Below is the description that I share to let people know what I do as a Jewelry Educator.I felt it might be wise to look at this statement, “deconstruct” it and expand on it so you can see my reasoning for writing what I did. it has a lot to talk about and even more…
This style of hooked fastener was very popular during the early Tudor era. (1500 – 1575). As there is no soldering, it is a good first project for new jewelers. The process used here can be easily used to make other items.
“Can you tell me what this is worth?”
My standard answer is “It is worth what you paid for it. If you want a professional appraisal I charge $60 an hour, minimum two hours to evaluate and determine the value.”
“But I don’t want an appraisal, I only want you to tell me what it is worth.”
Before starting and sitting down at your bench or workspace look around. Just because everything seems ok at first glance, do not become compliant.
There are very few things that can be said that are the same for every jewelry store out there, but one of them is that if you ask and dig around at the very back of the safe, you will find a box.
Every jeweler starts somewhere This page is where I will share information that I have learned over the years.
As an artisan, when asked to create a proposal for regalia, I normally have a conversation similar to the following.
When I was in college taking an “Economics 101” class, I remember having this one point hammered over and over again: “The law of supply and demand states that a low supply and high demand for any product or service will typically increase its price”. That brings me to the title of this post. “Buying Scarcity”. After some basic info, I will tie it into the jewelry trade.
This old vaudeville joke about Carnegie Hall, which opened in 1891, has been around so long, that no one knows who first said it. Made famous by Jack Benny (1894-1974), the vaudeville, radio and television comedian, it is probably the most quoted guidance on the importance of practice in order to learn a skill.

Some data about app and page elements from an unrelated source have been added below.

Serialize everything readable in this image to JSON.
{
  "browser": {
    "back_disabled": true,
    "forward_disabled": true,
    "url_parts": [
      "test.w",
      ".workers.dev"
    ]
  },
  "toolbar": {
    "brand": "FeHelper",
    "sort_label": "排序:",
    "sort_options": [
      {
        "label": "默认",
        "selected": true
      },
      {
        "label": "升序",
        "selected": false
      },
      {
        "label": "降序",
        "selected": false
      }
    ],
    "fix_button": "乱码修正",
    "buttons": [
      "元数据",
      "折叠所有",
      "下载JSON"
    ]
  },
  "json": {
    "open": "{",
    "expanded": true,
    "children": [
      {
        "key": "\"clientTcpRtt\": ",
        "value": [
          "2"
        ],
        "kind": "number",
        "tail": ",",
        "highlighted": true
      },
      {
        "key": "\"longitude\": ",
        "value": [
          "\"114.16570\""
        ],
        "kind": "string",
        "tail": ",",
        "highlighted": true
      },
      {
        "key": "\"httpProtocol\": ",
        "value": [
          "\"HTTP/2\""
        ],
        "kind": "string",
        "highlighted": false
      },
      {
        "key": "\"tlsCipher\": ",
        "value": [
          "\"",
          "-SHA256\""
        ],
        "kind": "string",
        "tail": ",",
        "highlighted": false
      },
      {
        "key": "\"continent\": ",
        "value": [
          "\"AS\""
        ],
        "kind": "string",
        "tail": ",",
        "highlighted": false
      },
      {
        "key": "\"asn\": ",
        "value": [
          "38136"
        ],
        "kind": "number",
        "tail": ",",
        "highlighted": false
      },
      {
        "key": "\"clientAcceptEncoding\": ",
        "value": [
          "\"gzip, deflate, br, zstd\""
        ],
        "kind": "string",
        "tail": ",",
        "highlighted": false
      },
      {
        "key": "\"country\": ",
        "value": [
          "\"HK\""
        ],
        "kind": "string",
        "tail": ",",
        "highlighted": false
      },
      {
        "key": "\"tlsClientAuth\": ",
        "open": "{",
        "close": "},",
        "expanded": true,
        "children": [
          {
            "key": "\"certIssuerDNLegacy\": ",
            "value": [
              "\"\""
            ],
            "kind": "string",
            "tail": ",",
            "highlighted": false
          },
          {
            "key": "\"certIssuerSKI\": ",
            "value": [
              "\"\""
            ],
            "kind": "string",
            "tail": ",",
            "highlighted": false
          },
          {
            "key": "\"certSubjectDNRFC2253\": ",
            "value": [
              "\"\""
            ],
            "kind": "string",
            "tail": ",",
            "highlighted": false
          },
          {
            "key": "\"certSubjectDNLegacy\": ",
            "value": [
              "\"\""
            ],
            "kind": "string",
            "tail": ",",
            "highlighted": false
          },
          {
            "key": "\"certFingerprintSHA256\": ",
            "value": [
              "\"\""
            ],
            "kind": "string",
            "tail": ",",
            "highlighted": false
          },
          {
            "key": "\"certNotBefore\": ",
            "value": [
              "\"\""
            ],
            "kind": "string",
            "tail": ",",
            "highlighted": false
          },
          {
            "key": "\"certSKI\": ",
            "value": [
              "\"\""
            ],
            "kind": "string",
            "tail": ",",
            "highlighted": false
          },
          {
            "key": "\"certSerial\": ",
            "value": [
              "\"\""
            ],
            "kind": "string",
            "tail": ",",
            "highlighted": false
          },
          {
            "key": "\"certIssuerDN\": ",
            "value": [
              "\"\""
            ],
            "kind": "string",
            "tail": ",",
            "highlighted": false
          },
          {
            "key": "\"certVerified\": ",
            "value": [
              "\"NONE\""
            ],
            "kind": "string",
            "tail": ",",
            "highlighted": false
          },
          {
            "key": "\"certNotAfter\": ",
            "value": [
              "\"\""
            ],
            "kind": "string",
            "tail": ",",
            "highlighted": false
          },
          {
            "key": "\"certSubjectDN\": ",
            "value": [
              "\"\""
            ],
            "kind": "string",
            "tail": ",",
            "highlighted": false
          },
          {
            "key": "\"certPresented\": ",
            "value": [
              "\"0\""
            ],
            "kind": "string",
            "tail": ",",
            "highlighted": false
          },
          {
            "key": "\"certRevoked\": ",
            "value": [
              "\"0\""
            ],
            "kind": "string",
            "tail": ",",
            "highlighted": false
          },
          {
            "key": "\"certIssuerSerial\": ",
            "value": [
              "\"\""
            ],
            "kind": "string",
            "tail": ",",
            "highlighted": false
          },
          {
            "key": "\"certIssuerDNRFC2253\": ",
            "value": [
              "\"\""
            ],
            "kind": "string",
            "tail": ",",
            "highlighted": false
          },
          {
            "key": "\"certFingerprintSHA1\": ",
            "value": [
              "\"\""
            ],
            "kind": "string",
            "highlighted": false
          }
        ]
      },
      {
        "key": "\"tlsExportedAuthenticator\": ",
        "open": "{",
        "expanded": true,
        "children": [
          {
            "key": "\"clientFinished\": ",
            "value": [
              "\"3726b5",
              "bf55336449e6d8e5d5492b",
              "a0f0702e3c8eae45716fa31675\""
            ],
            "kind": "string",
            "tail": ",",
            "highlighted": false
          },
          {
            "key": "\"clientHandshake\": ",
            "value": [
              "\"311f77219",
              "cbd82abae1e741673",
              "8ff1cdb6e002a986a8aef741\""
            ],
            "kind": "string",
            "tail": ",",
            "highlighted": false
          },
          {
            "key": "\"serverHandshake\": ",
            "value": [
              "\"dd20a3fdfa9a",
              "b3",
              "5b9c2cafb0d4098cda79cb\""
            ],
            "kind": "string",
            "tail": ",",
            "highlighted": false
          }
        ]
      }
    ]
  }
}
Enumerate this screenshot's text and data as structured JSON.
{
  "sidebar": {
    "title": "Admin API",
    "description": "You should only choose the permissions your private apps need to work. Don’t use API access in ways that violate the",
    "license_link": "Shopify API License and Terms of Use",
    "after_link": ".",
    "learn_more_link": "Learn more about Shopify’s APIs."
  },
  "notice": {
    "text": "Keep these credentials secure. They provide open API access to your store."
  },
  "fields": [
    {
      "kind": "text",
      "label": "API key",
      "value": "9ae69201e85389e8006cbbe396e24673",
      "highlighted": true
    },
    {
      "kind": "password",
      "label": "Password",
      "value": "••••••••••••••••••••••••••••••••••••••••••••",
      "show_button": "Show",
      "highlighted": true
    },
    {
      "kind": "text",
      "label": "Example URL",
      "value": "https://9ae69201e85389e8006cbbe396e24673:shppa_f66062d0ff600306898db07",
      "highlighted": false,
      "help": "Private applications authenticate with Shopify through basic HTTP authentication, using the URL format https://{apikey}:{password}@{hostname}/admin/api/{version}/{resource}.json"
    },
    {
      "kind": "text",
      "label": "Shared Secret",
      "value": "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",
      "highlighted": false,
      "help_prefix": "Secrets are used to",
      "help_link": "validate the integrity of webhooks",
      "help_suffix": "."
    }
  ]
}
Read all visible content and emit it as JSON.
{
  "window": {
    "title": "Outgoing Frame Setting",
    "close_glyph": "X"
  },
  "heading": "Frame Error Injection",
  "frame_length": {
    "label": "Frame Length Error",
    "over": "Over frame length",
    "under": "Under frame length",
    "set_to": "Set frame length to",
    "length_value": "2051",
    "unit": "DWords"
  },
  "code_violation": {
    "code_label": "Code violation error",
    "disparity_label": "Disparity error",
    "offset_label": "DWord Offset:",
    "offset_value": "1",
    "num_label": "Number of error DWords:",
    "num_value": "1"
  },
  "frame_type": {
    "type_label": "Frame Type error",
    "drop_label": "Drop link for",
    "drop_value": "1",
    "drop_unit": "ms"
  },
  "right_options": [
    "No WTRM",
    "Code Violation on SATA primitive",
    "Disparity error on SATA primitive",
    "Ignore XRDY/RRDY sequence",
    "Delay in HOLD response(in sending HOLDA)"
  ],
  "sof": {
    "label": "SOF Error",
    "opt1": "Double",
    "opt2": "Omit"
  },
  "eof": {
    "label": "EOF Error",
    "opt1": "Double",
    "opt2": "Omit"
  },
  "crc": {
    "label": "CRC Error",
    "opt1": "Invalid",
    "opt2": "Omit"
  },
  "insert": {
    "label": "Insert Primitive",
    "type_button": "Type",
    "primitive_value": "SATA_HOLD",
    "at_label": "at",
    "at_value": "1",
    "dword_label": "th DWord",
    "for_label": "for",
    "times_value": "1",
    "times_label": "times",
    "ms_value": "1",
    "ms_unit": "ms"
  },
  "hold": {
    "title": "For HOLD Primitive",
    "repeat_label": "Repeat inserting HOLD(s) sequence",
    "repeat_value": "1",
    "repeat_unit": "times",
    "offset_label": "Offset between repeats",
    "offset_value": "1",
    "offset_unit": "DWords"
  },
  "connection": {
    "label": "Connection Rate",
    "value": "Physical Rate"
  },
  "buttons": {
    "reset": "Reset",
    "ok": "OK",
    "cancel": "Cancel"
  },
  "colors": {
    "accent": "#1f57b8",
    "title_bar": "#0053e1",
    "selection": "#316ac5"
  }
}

This quote is about music and musicians, not jewelry, but it has become the default advice on how to learn just about anything.
Unfortunately, it is probably the worst advice you can give someone to help them master any skill.